SPEND MANAGEMENT: CONSTRUCTION AND FACILITIES
Construction Spend Assessment
In our experience, there is substantial opportunity for procurement to collaborate with design, construction and facilities teams. If this collaboration is professionally executed then significant value can be created. Construction and Facilities personnel bring a high degree of skill to their work. Procurement must match this professionalism and have a thoughtful plan for how they can add value to the process. The only way to be successful in these areas is to earn respect and create value together. We believe a great place to start is to complete a Construction Spend Assessment. This process will engage the key stakeholders and a high-level review of the major components of construction and facilities spend and through a series of collaborative interviews establish whether there is an opportunity to improve and if so, where that opportunity resides. The Construction Spend Assessment will provide a high-level action plan that prioritizes a long list of potential opportunities down to the most pragmatic and actionable ideas that formulate a Phase 1 of activity. The primary benefit of this review is to establish buy-in and an action plan where all stakeholders are on the same page.
Construction Category Plan
A Category Plan specific to construction and facilities is an ideal way to promote greater collaboration between procurement and facilities professionals. Stepping back from the way things are done today is a useful exercise to determine if a more strategic approach will yield benefits. As with any category plan, data analysis is critical to understanding existing spend patterns and how they might be modified in the future. In our experience, a Construction Category Plan forces the following questions to be addressed: can we improve our procurement of professional services, can we strategically bundle or package more minor capital projects together, can we be smarter about procuring similar engineering assets, should some portion of our multi-year minor project budget be handled by in-house labor instead of contractors or vice versa, can we improve our contracting approach on major capital projects, is there a business case for a greater proportion of materials to be supplied or contracted by the University, are we procuring bonds and insurance in the most strategic way, and many other related strategic questions. The Construction Category Plan can and should answer these questions and place a value on them. In addition, there should be a prioritization of initiatives into an operational plan that is pragmatic and executable.
A conditions assessment of all campus buildings and non-building and information technology infrastructure executed at a best practice level is one of the more pragmatic and strategic activities the Facilities and Procurement teams can collaborate on together. Deferred maintenance is a huge issue for most universities. Often, the deferred maintenance amount has been determined by formulas which have varying degrees of credibility. The Chief Facility Officer and the Executive team need to know the specific impact to buildings and building systems when choices are made to defer maintenance. The role of best practice conditions assessment is to create a database of credible conditions that are based on the knowledge and professionalism of your maintenance and engineering staff. When done right this process yields answers to important strategic questions. Is the condition of my priority campus buildings improving or becoming worse? Am I buying insurance based on the right replacement cost values? Do I know whether I have safety, liability and code issues and the magnitude of them? Can I integrate maintenance conditions information with our strategic plan for re-purposing existing space? Should I continue to invest maintenance dollars in certain older buildings or should we take them out of service or replace them? From a strategic sourcing / procurement point of view, a conditions assessment process yields significant potential to understand a future pipeline of projects and determine how best to contract for those projects. Perhaps a large percentage of the ‘conditions’ relate to HVAC issues. It might be advantageous to address these or a portion of them in a larger capital project, rather than as a series of ‘one-off’ tactical projects. There is significant opportunity to bundle similar projects and present them to the contractor community in a more strategic fashion that will yield increased value.

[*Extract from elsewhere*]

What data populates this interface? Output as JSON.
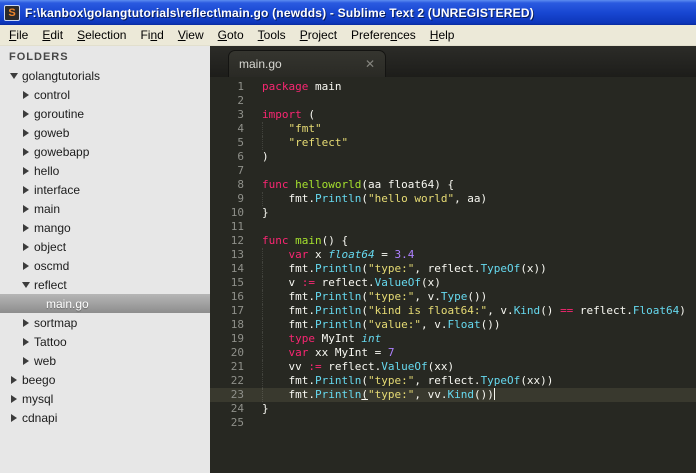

Strategic Sourcing (Professional Services, Major Capital, Minor Capital, Owner Supplied Materials)
A category plan is a strategic document that helps you understand the return on investment for pursuing alternative courses of action. However, at the end of the day, you must execute initiatives well and collaborate with internal stakeholders in a professional way. Reasonable changes can be made to the University’s contracting methods (Strategic Sourcing) for professional services and major and minor capital projects that will yield significant improvements. The two keys to these alternative approaches involve 1) understanding existing project costs in greater detail and 2) having credible data to understand future project pipelines and how those pipelines translate to procurement activity.
Strategic Contractor Management
The construction of university buildings and the maintenance of these assets over time is strategically important. Annual spending on construction and facilities is often the number one spend category on a university campus. Universities may use hundreds of different contractors to construct and maintain these assets. Many of these key contractor relationships should be thought of as strategic partnerships. There is great value in creating a Strategic Contractor Management program to drive greater value from these relationships. There should be criteria for determining who is a strategic contractor, a discipline for establishing meaningful goals and objectives and a regular cadence of meetings with focused agendas that move the University and contractor forward to achieve the established goals. Contractors have a lot of assets and capabilities to assist the University in various ways if managed appropriately.